YOUR INSTRUCTIONS
How many lines in the entries below contain the word "caption"? Answer with the number and nothing else.

DATA SHOWN
* * * * *

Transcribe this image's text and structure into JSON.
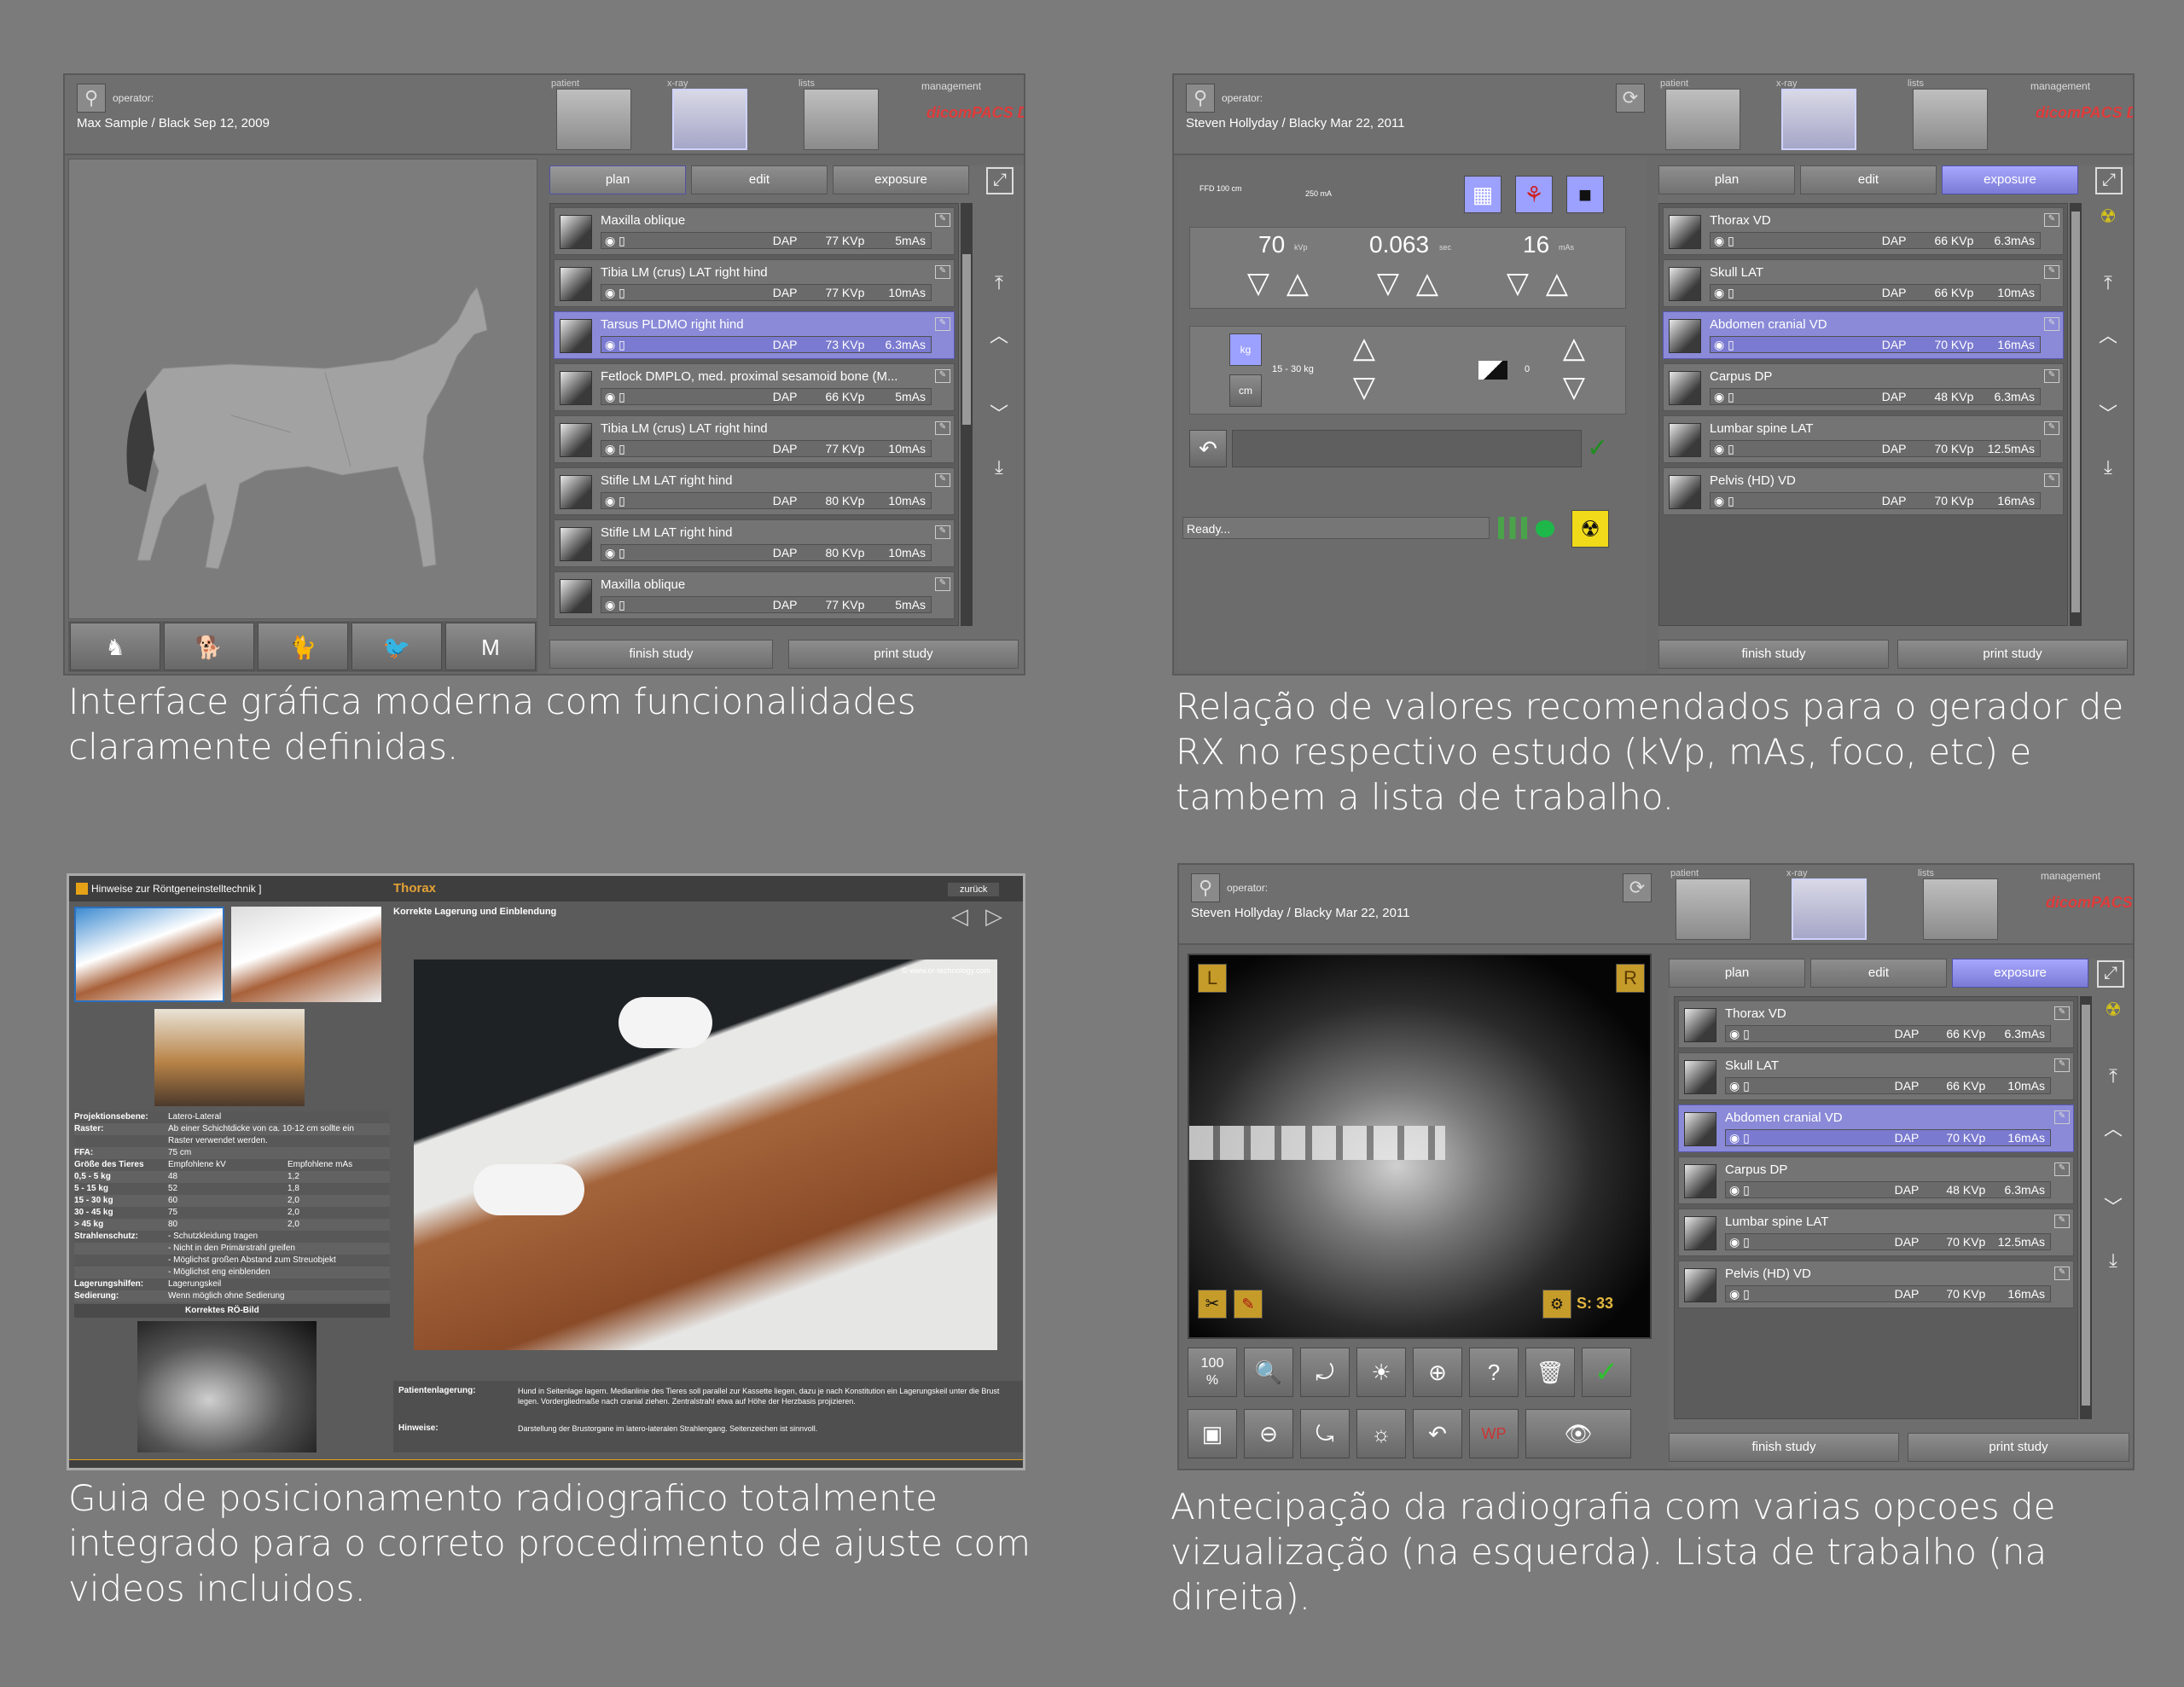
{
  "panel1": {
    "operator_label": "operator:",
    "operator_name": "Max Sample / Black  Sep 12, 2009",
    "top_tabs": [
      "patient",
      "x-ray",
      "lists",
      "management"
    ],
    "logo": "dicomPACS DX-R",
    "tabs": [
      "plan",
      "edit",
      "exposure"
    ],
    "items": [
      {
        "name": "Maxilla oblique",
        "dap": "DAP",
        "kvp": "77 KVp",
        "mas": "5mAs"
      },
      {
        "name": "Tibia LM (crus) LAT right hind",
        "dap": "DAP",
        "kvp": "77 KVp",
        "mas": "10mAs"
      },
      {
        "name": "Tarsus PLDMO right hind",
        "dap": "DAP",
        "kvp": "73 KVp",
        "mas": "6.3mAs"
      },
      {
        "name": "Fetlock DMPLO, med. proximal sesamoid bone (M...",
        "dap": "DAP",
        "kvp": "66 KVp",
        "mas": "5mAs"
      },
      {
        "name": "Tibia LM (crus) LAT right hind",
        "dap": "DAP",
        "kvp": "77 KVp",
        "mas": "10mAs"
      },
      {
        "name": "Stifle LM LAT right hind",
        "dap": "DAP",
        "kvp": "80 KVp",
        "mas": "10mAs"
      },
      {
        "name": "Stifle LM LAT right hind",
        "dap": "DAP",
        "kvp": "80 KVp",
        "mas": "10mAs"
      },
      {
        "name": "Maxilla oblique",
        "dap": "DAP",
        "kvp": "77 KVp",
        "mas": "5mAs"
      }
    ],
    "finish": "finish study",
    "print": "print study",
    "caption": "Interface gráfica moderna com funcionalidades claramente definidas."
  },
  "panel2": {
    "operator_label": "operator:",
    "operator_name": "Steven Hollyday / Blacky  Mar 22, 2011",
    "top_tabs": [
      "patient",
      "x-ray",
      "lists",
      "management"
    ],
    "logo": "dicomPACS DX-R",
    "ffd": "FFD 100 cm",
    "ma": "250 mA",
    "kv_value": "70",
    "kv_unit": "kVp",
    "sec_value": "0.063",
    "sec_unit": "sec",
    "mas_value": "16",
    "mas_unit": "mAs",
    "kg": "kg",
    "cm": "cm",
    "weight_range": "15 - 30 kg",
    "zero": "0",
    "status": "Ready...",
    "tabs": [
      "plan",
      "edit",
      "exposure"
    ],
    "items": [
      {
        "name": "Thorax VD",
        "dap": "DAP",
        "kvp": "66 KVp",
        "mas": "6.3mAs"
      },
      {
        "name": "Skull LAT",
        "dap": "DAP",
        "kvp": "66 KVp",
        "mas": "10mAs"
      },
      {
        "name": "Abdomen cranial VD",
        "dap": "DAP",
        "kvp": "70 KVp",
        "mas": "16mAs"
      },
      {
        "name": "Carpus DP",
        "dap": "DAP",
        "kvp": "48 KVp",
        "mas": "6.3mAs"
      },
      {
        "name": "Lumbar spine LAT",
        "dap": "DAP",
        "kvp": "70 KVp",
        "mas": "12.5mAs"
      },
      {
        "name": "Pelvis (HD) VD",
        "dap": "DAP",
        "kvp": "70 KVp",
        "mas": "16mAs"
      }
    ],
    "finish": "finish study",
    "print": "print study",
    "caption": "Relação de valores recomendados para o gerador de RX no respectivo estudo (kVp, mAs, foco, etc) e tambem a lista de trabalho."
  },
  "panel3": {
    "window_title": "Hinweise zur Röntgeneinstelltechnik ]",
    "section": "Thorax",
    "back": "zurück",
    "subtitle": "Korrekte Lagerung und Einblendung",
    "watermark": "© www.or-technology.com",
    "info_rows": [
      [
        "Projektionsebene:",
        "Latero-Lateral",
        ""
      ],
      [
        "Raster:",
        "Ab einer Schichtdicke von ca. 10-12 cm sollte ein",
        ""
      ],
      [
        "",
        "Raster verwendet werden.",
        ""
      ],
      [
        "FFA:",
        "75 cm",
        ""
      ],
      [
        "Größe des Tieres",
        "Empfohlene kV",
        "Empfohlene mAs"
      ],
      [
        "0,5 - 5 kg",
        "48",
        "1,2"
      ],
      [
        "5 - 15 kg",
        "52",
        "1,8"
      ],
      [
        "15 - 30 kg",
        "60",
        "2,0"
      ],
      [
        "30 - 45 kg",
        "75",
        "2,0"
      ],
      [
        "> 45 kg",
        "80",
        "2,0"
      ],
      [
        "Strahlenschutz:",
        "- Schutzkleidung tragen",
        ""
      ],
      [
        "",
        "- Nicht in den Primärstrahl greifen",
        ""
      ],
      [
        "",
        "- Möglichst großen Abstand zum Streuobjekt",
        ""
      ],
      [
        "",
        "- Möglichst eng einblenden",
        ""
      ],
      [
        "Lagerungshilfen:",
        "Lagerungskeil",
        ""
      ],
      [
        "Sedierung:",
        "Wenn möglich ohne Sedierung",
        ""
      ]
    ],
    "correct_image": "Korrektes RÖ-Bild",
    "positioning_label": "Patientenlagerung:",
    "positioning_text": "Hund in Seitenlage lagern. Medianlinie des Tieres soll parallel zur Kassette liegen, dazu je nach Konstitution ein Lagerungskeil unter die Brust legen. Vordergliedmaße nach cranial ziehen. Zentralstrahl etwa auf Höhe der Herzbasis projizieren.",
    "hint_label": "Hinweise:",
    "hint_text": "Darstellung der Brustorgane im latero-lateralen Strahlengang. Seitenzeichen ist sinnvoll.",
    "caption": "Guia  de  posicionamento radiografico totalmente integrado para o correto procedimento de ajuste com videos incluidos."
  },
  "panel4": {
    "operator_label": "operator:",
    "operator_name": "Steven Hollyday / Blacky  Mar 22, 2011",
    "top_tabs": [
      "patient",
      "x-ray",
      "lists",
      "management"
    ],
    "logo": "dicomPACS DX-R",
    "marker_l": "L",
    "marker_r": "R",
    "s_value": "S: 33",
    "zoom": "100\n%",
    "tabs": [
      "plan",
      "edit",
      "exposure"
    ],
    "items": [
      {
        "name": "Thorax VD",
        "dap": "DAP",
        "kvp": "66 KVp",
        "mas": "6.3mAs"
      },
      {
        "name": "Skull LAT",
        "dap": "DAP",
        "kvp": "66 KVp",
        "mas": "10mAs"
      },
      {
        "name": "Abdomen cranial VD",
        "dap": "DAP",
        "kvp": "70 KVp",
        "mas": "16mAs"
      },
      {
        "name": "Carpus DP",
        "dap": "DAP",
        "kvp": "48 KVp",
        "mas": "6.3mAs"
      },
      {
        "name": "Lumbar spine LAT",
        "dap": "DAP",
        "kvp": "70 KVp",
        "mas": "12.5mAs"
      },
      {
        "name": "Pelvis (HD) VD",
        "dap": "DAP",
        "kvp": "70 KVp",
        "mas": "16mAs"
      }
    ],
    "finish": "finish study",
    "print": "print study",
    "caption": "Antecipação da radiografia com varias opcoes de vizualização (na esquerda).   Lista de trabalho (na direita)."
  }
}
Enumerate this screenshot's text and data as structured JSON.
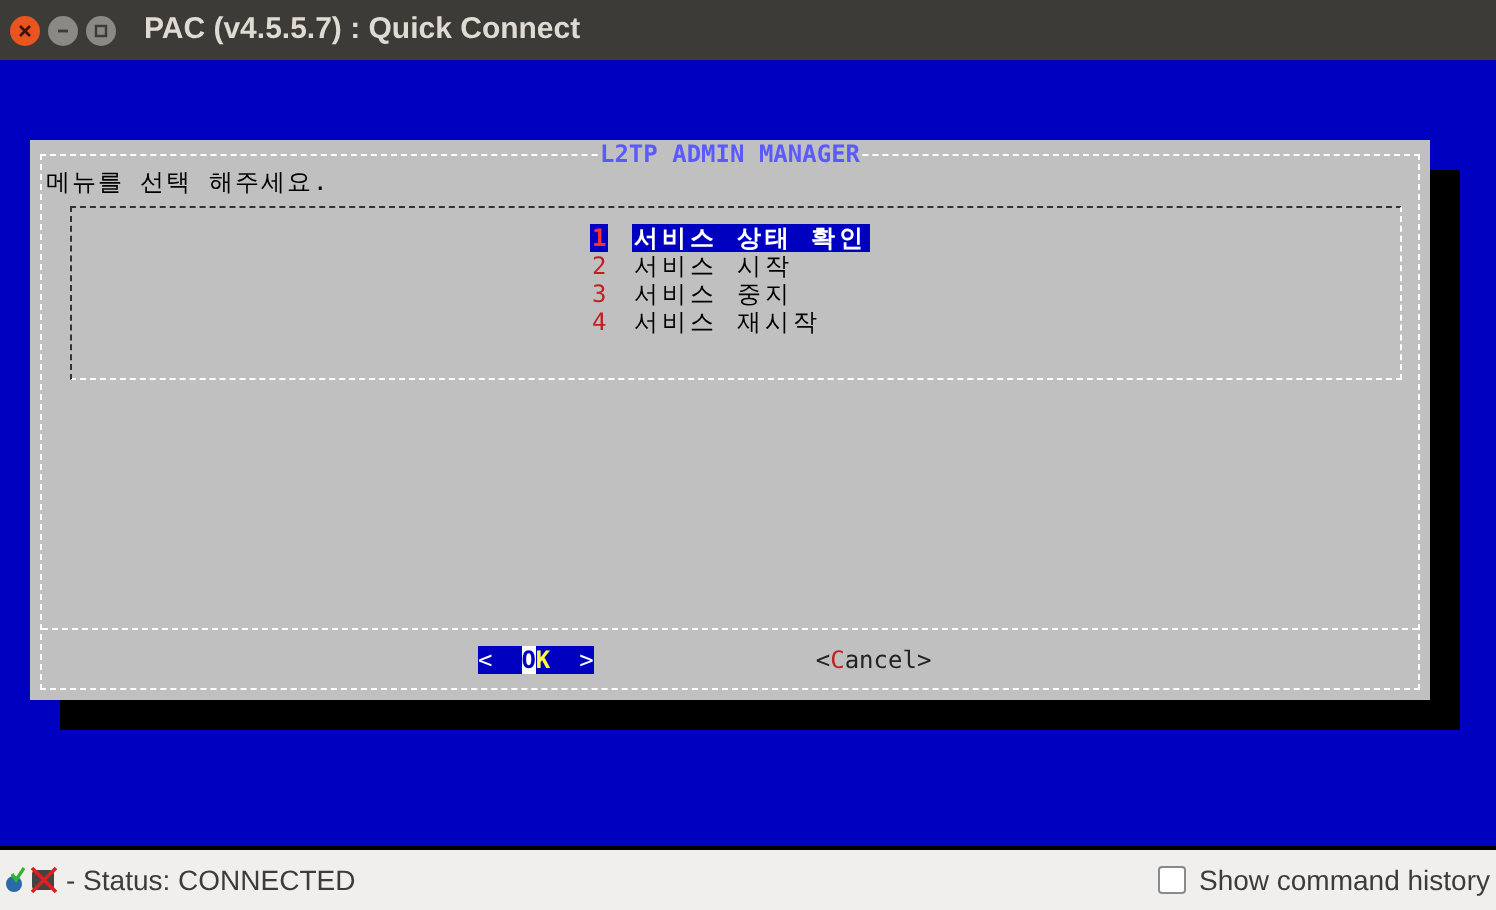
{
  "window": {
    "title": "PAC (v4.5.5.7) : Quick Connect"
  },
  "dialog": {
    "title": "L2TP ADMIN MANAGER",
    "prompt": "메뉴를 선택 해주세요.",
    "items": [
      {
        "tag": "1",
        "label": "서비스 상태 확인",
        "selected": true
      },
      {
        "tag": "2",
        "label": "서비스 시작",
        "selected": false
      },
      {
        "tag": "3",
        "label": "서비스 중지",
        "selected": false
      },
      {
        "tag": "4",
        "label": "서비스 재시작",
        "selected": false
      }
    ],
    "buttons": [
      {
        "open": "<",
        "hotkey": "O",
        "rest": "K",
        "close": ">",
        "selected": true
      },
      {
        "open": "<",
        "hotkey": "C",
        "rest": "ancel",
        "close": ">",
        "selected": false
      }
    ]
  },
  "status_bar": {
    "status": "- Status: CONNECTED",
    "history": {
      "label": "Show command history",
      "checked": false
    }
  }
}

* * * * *

THE COMPLETED TASK
4